There is always something as too much of a good thing. Yes, both Hedonic and Eudaimonic media can be helpful, but Huta explains that we can have too much of either. For example, if we never play Eudaimonic media and instead spend all of our media time (which, be honest, could be several hours a day) on Hedonic content, we’d start to notice some negative side effects. This works in reverse, as well.
As Huta explains, overuse of Hedonic entertainment might derail into “addiction, chronic escapism, destructive impulsivity, selfishness, antisocial behaviour, greed, excessive consumerism” (p.14). Excessive consumption of even the respectable Eudaimonic content “might derail into a workaholic lifestyle, exhaustion, excessive self-sacrifice, overthinking things, excessive theorizing and loss of practicality, losing touch with one’s body, being paralysed by existential angst.” (p. 14)
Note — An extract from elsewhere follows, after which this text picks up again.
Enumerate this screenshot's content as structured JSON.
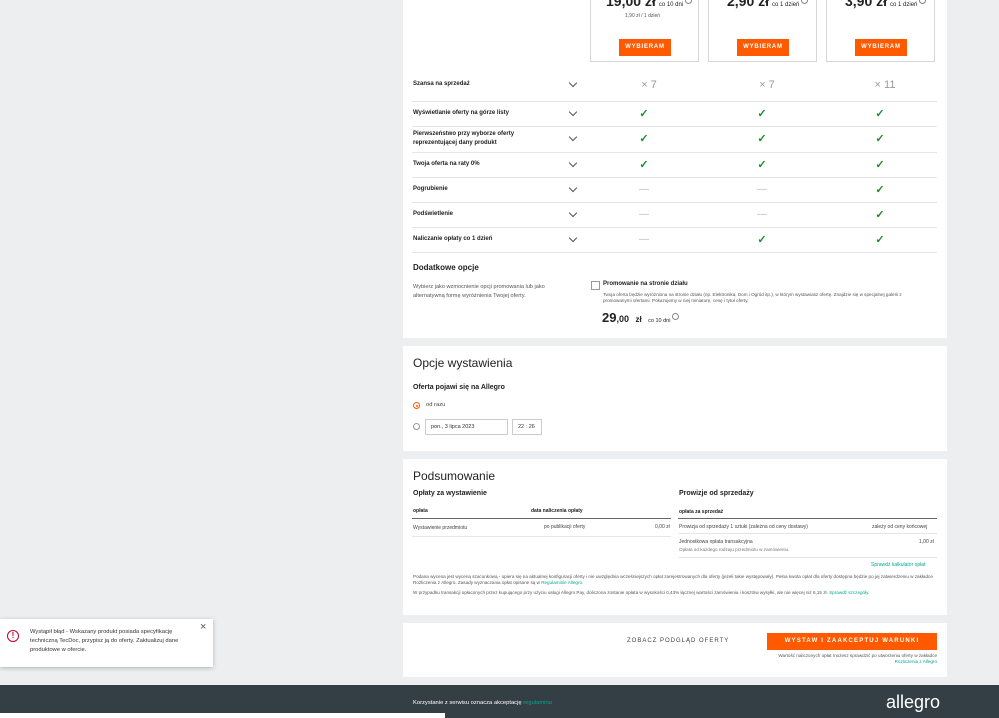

Further into her research, Huta suggests that instead of spending too much time trying to feel good with Hedonic games or feeling too deeply with Eudaimonic games, we actually need to find a balance in order to regulate our long-term well-being. In fact, research found that “people who pursue both Hedonic and Eudaimonic entertainment have higher degrees of well-being than people who pursue only one or the other.” (p. 19, Huta)
Knowing all this, it might be easier for us to sit easy with our media choices. Watching silly romcoms and playing ridiculous games isn’t a waste of time, it’s one half of the coin. Those titles help us decompress, recover, and live in the moment. When we’re ready, we will return to the serious, respectable stuff. For the sake of our well-being, we need to remember, to be mindful of our media choices and keep an eye on balance. This is so we don’t neglect our emotional or psychological needs.
Huta, Veronika. (2015). An overview of hedonic and eudaimonic well-being concepts. In L. Reinecke, M. B. Oliver, The Routledge Handbook of Media Use and Well-Being, (14-28). Abingdon, UK: Routledge.
Nabi, Robin and Prestin, Abby. (2016). The Tie that Binds: Reflecting on Emotion’s Role in the Relationship between Media Use and Subjective Well-Being. In L. Reinecke, M. B. Oliver, The Routledge Handbook of Media Use and Well-Being, (51-60). Abingdon, UK: Routledge.